  • In this story, the features for the Hadrian robots were said to be based on a man named Zachary Krieger. We also know just about everything that Dr. Able says is a lie, but his daughter seems to back at least that story up. We’ll soon find that Spartan’s look was more or less based on John Cole’s. Also, there’s an off-handed remark that Spartan’s face is wrong by Pris, even though it’s drawn pretty much the same as when the bodies woke up at the HALO building and flew off, as well as when the then active Spartan who perished in the opening fight. This is like that “disguise” that Taboo cooked up for Backlash isn’t it?
  • The first time we ever got any information on Spartan’s backstory, and how he was from Gamorra was in “WildC.A.T.s” vol. 1 issue 6 where Marlowe and Jules just acquired the Hadrian-7 tech shortly before finding Warblade washed up on the beach.
  • I’d like to imagine that the battle we meet the WildC.A.T.s in the middle of was the one that Void, Pris and Zealot were running off to join at the end of the “Zealot” mini-series.
  • Also, that battle featured the words “Daemonites splinter group.” This is at least the second time we’ve seen that phrase. The last was in “WildC.A.T.s” vol. 1 issue 14, and I’m wondering “a splinter from what? Daemonites are Daemonites!” Maybe a splinter group from The Cabal, perhaps? Seeing that the team was fighting Hybridroids would suggest that Hightower might’ve been behind this evil plot.
  • Oh, said evil plot was Daemonites taking over the bodies of the children of influential world leaders so that in a generation the Daemonites would be in charge. Holy heck, that’s a hell of a good plan!

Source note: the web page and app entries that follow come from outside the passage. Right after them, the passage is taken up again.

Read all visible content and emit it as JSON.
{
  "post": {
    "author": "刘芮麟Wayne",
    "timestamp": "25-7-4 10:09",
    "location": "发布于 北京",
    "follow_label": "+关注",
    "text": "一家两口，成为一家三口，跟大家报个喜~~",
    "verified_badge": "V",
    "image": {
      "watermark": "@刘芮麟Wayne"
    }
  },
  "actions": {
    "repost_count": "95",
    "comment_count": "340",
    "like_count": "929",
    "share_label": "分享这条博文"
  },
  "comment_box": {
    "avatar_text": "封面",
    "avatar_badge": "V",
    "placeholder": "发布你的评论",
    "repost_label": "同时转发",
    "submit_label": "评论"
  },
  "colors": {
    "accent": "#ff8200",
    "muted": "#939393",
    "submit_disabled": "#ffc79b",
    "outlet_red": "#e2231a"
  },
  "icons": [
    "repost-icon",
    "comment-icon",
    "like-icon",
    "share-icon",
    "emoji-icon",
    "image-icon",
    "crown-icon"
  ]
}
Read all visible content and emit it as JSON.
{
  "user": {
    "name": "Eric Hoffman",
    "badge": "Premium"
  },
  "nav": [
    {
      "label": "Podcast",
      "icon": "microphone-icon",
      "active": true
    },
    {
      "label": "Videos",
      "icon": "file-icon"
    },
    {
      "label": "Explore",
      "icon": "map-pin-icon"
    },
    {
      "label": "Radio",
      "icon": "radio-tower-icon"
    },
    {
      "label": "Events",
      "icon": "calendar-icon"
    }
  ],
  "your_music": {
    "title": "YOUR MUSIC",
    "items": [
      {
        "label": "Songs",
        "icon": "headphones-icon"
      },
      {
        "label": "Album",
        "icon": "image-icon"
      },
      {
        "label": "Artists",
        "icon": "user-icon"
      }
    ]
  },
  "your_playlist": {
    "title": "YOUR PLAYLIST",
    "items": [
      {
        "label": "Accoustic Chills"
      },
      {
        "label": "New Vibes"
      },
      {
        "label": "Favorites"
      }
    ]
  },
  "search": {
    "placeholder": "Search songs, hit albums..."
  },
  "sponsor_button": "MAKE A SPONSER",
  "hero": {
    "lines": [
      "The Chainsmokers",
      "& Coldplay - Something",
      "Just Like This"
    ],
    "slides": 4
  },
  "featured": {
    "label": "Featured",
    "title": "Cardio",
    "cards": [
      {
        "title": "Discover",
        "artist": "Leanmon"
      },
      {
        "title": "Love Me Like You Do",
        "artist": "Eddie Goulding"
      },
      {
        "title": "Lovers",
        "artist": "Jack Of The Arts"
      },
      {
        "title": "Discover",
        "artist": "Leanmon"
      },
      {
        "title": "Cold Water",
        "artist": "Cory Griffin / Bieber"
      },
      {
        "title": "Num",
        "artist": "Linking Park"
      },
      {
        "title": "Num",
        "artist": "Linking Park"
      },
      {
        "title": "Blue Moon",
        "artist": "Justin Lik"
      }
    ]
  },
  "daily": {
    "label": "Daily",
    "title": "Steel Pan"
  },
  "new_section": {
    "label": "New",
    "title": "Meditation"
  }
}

NEXT : “StormWatch” Vol. 1 issues 11 – 14 by Ron Marz, Mat Broome, Joe Phillips, Trevor Scott, Jason P. Martin and Karl C. Story.